In a drier environment, Finnish exports Children Of Bodom (4/5) treat fans to a mixed set-list that includes rarely played early material, and shows off their enviable musical chops. The band seem pretty open towards the crowd, with Alexi Laiho even drinking out of a random hipflask that is thrown onstage – and not liking whatever it is, which questions the drinking tastes of some of this audience. This friendly attitude is reflected back in the reaction the band get to their raging melo-thrash – although the tent is just too rammed for any proper pits to open up.
Dimmu Borgir (3.5/5) face an audience bolstered by rain-dodgers with the epicness of the music well complemented by the drama of the weather. However moving back further in the tent does see the sound lose some its immediate atmosphere. The band match the tone of this symphony of black metal with their enduring made-up faces and costumes, which lend a touch of theatricality – without feeling like a joke. The set is classic Dimmu Borgir fare, culminating in ‘The Serpentine Offering’ and ‘Progenies Of The Great Apocalypse’, and a not-undeserving end to proceedings.
With Ozzy having shuffled off half an hour early, it is left then to Lamb Of God (4.5/5) to reignite the spark that the weather, and a disappointing headlining set, have so surely dampened. It takes a special kind of band to bring back an audience that has disbanded, and in these kinds of conditions, but Lamb Of God are that kind of band, and it seems as though they won’t be content to leave until they’ve pulled the festival down around it’s ears. Although there’s no roof on the great outdoors for them to raise, you do feel that if they played long enough we might get the stars a-shaking as Lamb of God provide a motherfuckin’ invitation to go nuts.
Over the weekend, the army analogy certainly rang true as bands and fans came together to reign victorious in a three-day campaign against no-one or nothing in particular, where the only thing that took a good beating was ear drums, bodies, and the French countryside.

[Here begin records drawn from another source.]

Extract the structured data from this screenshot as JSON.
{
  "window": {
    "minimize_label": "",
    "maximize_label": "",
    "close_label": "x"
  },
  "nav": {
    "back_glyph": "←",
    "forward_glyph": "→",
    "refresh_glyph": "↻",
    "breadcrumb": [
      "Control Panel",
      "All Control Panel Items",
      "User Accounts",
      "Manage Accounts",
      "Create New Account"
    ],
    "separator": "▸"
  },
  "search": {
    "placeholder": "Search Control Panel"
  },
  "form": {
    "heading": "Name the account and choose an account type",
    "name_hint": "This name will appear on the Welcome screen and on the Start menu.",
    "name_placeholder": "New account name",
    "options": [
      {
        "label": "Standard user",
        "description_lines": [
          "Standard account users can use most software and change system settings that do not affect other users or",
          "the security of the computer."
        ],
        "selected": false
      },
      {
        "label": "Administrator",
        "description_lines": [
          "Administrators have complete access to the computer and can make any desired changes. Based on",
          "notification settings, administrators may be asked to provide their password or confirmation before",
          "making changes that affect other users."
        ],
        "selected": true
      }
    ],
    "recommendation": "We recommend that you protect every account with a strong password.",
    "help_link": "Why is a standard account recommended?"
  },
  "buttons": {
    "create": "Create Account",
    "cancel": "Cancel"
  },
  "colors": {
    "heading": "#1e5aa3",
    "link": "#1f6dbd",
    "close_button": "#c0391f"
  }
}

The thing that stood out most clearly about Hellfest though is the type of crowd it draws – whether this reflects on gig etiquette in France in general I couldn’t say – but over the course of three days I saw the crowd make heroes out of those who were sick, not only pick up those who fell but show genuine concern that they were ok, and wait in the pouring rain at all hours to welcome their heroes to the stage – in the process displaying the kind of loyalty and brotherhood that metal music has long sung about and inspired.
In the words of Machine Head: “Our time will come, our time is now” – if you take a look at this crowd, then there’s no doubt about the truth in that.
Roll on 2013 Hellfest – we’ll be bringing reinforcements!!